What the task asks =
In the listing below, identify each line with the word "content" and return those lines.

Study material =
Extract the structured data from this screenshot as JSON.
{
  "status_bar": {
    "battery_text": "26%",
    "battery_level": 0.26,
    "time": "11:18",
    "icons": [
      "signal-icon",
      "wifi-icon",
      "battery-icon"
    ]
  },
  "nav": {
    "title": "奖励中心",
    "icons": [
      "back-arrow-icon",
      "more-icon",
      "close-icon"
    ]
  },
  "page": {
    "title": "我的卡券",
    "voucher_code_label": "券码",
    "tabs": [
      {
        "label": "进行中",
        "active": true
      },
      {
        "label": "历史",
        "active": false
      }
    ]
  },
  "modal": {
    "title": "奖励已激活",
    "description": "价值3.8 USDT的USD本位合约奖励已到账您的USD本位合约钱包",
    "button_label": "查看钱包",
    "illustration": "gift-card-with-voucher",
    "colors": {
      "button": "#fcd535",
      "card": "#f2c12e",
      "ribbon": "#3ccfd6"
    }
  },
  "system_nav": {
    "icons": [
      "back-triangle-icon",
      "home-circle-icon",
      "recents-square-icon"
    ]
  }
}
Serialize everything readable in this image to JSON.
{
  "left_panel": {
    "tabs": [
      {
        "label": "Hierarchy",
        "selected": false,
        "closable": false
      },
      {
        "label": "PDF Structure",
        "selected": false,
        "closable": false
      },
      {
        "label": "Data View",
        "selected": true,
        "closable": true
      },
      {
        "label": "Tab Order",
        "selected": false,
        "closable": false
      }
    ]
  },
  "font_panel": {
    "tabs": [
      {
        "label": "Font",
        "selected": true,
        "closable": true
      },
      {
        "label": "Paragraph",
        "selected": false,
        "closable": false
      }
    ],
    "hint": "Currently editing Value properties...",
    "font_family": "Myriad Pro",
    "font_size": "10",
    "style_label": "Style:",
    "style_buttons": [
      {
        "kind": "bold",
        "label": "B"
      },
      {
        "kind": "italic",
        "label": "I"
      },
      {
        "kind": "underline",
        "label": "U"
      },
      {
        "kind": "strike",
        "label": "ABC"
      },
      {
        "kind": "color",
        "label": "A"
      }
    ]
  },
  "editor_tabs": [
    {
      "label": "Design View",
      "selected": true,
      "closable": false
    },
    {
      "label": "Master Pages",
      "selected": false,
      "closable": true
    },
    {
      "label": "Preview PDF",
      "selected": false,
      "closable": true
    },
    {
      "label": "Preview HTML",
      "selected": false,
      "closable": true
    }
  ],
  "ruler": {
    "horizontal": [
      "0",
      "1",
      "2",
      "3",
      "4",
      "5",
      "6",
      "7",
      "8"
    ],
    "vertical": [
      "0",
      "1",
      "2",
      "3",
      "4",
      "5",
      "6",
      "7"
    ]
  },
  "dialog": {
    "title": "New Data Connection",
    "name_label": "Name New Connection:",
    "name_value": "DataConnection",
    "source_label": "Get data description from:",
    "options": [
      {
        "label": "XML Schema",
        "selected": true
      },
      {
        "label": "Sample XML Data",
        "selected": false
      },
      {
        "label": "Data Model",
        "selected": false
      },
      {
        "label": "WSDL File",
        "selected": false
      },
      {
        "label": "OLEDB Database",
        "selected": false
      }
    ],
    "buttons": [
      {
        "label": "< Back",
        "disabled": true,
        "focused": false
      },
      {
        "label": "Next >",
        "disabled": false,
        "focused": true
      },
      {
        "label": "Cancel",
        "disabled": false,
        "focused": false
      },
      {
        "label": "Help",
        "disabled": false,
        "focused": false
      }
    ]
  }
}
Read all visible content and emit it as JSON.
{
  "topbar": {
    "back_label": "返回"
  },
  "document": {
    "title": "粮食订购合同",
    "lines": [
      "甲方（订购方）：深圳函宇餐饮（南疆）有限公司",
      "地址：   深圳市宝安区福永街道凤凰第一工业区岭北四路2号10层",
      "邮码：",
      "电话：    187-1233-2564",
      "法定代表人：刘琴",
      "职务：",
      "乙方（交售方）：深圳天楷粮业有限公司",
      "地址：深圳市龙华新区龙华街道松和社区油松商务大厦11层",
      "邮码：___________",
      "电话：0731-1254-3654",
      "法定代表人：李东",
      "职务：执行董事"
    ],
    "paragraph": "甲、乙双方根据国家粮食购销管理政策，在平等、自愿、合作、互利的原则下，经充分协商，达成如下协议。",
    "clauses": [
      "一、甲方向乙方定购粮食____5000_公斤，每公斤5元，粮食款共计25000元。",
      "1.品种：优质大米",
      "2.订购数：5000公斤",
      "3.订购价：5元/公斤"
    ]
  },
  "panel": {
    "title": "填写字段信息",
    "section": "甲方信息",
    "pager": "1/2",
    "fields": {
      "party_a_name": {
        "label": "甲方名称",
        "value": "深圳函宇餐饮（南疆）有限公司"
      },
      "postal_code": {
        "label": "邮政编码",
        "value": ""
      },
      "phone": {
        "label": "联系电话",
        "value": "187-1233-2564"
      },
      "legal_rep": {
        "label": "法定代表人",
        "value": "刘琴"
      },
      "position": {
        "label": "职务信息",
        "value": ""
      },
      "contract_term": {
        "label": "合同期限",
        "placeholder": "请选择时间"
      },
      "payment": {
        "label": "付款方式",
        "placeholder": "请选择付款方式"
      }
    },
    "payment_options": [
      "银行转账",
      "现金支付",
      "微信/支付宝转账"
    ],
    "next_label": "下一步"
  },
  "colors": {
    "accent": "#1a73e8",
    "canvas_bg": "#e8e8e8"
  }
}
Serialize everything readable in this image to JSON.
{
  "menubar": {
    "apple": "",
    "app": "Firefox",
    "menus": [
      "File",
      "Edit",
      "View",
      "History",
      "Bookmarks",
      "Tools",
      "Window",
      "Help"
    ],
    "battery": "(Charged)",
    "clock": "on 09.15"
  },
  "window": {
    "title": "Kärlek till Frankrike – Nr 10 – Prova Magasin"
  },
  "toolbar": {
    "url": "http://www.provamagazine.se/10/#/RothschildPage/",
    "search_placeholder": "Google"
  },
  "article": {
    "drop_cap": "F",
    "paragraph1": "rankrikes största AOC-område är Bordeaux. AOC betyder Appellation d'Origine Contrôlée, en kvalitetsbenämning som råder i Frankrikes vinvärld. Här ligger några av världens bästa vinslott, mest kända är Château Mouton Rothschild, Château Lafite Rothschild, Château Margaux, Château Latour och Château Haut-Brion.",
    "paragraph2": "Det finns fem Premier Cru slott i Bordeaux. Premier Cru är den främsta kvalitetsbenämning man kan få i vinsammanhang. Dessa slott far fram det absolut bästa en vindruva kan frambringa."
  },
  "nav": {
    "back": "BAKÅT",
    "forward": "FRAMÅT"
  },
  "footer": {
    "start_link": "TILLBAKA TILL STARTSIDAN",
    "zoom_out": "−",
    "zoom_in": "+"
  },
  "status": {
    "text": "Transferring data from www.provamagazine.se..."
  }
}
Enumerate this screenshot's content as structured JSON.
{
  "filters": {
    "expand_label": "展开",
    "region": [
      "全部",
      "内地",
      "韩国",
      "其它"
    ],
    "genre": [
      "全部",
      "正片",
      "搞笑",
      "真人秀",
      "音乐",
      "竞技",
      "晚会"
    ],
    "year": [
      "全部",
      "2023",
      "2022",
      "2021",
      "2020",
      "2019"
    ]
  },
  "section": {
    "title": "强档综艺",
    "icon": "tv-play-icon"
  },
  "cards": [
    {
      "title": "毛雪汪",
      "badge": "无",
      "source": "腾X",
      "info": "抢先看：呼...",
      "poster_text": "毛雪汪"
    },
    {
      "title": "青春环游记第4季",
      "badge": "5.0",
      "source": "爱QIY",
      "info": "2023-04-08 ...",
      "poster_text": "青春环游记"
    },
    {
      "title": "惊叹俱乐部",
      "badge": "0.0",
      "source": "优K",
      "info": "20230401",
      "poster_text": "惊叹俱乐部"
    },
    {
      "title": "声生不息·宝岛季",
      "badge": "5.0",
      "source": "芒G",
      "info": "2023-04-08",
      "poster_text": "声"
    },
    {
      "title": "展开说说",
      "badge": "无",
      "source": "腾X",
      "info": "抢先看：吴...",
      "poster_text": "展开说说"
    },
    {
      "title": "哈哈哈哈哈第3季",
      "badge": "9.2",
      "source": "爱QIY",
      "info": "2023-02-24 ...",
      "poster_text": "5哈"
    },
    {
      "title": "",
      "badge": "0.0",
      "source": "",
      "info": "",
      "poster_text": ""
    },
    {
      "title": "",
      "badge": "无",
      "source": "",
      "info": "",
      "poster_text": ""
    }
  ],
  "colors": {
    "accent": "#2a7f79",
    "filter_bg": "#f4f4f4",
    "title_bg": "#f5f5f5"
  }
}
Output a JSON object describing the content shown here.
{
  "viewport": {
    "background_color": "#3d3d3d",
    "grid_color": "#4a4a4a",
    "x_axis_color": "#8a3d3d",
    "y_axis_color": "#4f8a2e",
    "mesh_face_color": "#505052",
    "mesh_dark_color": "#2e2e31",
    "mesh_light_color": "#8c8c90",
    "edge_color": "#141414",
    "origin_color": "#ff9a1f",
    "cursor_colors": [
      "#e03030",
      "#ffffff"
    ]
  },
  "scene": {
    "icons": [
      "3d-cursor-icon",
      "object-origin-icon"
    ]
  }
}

Solution to this exercise =
Read all visible content and emit it as JSON.
Enumerate this screenshot's content as structured JSON.
Output a JSON object describing the content shown here.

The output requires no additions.